▶ _EXERCISE_: Copy each line that includes the string "color" from the material into your answer.

▶ _GIVEN RECORDS_:
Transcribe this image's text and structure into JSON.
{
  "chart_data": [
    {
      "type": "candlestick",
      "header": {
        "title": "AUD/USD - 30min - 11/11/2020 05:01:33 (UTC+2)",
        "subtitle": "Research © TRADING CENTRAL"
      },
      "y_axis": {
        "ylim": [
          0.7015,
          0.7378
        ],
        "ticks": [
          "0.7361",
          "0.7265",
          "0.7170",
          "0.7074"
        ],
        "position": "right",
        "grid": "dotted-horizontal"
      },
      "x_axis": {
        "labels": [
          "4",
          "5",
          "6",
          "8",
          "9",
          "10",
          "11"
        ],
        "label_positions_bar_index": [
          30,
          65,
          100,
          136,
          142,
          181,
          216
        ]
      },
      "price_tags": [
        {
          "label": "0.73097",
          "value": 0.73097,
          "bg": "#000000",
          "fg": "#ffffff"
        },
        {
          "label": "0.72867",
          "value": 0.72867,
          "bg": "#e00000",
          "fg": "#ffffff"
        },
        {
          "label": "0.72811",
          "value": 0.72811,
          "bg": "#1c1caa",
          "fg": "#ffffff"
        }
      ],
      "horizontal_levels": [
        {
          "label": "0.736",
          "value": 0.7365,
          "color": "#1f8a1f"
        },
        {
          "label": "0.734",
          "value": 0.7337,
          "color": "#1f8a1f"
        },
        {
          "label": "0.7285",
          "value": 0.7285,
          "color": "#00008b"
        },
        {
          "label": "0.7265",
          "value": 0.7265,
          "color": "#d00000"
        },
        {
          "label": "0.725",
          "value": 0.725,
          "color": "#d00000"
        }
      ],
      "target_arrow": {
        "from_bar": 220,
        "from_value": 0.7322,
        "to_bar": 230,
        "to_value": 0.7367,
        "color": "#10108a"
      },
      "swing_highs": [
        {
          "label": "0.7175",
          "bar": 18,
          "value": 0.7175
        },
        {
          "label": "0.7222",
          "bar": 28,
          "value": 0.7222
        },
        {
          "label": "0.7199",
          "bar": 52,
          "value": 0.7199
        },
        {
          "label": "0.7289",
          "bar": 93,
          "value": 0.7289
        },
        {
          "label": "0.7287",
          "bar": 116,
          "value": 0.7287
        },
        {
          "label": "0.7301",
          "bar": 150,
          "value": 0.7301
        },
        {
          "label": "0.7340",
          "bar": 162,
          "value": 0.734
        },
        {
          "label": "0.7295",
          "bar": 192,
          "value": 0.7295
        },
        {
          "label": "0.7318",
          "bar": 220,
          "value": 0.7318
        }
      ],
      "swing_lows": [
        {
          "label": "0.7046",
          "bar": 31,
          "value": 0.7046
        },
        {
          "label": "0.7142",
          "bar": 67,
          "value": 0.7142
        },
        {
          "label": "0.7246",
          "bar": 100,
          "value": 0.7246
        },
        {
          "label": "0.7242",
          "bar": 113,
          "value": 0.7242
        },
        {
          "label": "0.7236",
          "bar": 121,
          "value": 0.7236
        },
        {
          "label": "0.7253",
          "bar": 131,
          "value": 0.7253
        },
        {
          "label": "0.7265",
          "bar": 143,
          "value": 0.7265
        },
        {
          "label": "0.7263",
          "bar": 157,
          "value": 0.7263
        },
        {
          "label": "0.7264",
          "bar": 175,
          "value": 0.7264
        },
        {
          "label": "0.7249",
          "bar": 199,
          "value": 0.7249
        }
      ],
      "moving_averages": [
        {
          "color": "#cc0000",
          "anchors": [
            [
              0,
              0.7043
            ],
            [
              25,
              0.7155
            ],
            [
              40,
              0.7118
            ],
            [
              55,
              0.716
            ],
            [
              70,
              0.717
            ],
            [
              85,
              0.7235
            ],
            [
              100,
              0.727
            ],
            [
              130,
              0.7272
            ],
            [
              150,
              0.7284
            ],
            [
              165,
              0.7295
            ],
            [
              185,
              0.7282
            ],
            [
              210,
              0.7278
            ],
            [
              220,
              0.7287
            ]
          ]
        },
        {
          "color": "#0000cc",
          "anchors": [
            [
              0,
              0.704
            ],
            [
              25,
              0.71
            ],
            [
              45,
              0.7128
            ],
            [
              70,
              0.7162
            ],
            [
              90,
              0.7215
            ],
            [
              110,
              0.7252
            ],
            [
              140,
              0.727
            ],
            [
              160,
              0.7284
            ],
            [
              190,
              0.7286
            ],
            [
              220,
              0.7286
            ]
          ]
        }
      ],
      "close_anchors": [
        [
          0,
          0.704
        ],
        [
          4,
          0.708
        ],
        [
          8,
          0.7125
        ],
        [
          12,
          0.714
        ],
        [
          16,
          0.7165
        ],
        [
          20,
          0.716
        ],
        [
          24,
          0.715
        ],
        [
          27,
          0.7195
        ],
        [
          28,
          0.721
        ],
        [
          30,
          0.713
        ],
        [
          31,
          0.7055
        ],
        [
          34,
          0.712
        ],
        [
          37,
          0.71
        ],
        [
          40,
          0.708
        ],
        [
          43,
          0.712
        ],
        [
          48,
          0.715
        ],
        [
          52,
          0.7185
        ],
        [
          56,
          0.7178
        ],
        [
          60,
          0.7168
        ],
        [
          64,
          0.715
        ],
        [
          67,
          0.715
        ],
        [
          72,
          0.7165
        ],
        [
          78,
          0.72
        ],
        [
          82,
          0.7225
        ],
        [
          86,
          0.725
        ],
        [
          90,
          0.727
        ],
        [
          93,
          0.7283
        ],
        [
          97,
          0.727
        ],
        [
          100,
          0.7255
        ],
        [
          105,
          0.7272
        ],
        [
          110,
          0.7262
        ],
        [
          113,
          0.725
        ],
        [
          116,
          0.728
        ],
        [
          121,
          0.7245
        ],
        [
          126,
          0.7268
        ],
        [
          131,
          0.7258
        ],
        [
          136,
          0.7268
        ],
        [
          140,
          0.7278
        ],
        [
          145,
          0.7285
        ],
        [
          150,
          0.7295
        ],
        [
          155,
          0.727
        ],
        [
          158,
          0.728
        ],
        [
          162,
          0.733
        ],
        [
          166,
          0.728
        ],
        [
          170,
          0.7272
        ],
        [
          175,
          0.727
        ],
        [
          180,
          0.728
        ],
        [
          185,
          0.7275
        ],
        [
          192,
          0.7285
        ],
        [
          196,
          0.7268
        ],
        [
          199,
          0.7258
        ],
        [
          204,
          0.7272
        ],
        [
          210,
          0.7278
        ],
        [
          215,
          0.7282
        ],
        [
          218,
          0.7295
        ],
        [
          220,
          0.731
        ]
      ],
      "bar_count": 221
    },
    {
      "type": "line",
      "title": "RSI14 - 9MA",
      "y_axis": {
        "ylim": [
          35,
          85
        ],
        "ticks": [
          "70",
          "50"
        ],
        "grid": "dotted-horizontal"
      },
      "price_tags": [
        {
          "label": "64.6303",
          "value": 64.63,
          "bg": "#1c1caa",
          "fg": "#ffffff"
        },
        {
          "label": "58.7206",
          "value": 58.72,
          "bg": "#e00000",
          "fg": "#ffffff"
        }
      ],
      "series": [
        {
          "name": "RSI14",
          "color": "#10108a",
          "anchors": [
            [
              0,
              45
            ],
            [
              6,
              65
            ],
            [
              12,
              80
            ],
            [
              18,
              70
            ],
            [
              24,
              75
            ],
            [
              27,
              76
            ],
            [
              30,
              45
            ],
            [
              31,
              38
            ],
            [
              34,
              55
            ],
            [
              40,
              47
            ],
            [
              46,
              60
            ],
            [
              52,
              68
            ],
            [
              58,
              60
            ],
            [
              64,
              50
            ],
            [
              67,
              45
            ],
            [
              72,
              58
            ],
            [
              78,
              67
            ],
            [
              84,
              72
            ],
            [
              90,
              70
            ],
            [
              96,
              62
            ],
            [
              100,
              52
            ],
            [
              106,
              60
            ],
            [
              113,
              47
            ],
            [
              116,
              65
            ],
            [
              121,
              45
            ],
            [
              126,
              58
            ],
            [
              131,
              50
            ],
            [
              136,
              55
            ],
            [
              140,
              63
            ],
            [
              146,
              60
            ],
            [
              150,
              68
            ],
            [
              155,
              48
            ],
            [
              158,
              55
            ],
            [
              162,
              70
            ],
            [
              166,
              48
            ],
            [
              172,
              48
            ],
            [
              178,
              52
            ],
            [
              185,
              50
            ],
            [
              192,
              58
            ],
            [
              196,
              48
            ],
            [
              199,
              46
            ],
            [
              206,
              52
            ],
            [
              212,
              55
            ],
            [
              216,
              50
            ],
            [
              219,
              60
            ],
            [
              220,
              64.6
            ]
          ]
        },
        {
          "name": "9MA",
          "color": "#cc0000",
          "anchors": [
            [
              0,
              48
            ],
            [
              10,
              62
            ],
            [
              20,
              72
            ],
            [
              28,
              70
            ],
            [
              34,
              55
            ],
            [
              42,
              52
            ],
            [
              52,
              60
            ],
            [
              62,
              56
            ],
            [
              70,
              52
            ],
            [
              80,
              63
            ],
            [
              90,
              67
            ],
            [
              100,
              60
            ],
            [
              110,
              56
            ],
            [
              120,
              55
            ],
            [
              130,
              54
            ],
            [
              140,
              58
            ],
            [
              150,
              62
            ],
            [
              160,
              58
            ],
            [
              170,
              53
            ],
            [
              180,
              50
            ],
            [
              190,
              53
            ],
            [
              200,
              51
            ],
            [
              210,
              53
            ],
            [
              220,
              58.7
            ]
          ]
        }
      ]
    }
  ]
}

▶ _TASK SOLUTION_:
          "color": "#1f8a1f"
          "color": "#1f8a1f"
          "color": "#00008b"
          "color": "#d00000"
          "color": "#d00000"
        "color": "#10108a"
          "color": "#cc0000",
          "color": "#0000cc",
          "color": "#10108a",
          "color": "#cc0000",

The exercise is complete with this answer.